    • @Mjoshua Or maybe we also need to be physically violent and spiritual violent at the same time. I think it depends upon the circumstances, honestly. Jesus does not provide us with a blanket condemnation of war anymore than he tells us to be pacifists.
       
      The key, I think, is that we must avoid the subtle insertion of “a Law”, whatever that law might be. An absolute does not help a man accept in keeping him within bondage. We have the tendency to, as an opposite reaction, self-impose a new Law on ourselves to pesent sin. Building a fence-post around particulars (let’s say violence or pornography) means that we establish said Laws and give them our own particulars. Yet, in a weird way, those self-appointed laws develop and constantly affirm that same thing in our lives as the “right thing” to do. You replace grace with the Law. And that’s just not how life works, especially not a Christian life. The sin abounds under the law, yet grace abounds more (Romans 3:20, 5:20).
       
      It’s a weird conundrum. I think we just want easy answers to stuff, and it makes it difficult when our rational minds cannot simply categorize something and instantly solve a problem. That may explain why, 2000 years later, we’re having this same conversation. It is the simplification of something both immensely complex and profoundly acceptable (and comprehensible) that makes Christianity such an odd thing, but a wonderful thing all the same.
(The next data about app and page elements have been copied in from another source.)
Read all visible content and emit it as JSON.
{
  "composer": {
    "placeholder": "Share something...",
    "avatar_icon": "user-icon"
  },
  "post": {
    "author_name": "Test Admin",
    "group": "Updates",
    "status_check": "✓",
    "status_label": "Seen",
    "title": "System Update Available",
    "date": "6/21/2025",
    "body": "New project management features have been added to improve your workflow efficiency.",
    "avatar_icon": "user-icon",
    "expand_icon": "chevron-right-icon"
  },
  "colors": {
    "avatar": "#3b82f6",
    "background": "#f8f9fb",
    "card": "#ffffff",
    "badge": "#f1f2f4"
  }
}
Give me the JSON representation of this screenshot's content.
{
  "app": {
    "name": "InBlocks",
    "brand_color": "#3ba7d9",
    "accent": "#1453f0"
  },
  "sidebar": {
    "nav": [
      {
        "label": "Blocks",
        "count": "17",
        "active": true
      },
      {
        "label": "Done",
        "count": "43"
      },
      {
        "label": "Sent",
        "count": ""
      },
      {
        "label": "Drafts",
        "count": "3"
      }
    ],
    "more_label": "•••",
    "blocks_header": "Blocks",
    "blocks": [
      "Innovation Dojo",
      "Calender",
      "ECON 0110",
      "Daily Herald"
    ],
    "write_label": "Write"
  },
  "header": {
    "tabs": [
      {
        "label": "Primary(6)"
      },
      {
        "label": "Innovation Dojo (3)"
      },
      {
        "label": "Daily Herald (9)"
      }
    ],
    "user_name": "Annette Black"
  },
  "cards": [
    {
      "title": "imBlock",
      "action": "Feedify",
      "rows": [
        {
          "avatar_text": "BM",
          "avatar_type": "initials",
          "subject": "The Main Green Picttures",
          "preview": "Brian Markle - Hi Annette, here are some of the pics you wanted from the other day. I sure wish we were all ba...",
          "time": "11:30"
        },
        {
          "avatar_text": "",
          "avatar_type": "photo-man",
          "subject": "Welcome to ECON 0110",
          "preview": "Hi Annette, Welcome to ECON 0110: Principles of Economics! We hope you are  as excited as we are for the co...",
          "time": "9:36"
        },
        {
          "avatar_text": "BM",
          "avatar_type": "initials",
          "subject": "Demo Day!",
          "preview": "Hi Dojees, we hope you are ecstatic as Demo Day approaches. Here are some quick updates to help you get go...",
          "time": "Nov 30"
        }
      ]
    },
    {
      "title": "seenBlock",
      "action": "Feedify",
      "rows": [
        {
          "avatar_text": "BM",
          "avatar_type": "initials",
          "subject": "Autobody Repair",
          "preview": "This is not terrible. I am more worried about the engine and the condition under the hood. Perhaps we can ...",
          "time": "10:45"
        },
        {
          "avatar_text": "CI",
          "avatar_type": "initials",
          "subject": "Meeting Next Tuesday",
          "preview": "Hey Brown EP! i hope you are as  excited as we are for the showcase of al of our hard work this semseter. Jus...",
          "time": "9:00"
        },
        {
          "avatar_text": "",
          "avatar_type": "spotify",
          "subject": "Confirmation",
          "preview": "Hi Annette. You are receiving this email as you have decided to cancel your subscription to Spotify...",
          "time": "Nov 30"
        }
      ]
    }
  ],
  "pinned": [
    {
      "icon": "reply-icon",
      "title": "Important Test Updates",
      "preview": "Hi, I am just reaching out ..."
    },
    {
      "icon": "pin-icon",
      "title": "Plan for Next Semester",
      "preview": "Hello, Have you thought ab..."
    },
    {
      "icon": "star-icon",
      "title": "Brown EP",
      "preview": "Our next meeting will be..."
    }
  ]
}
      • @Zachery Oliver I respectfully disagree. Though, I know we could probably endlessly dance around that disagreement. So I’ll just leave it at that for now.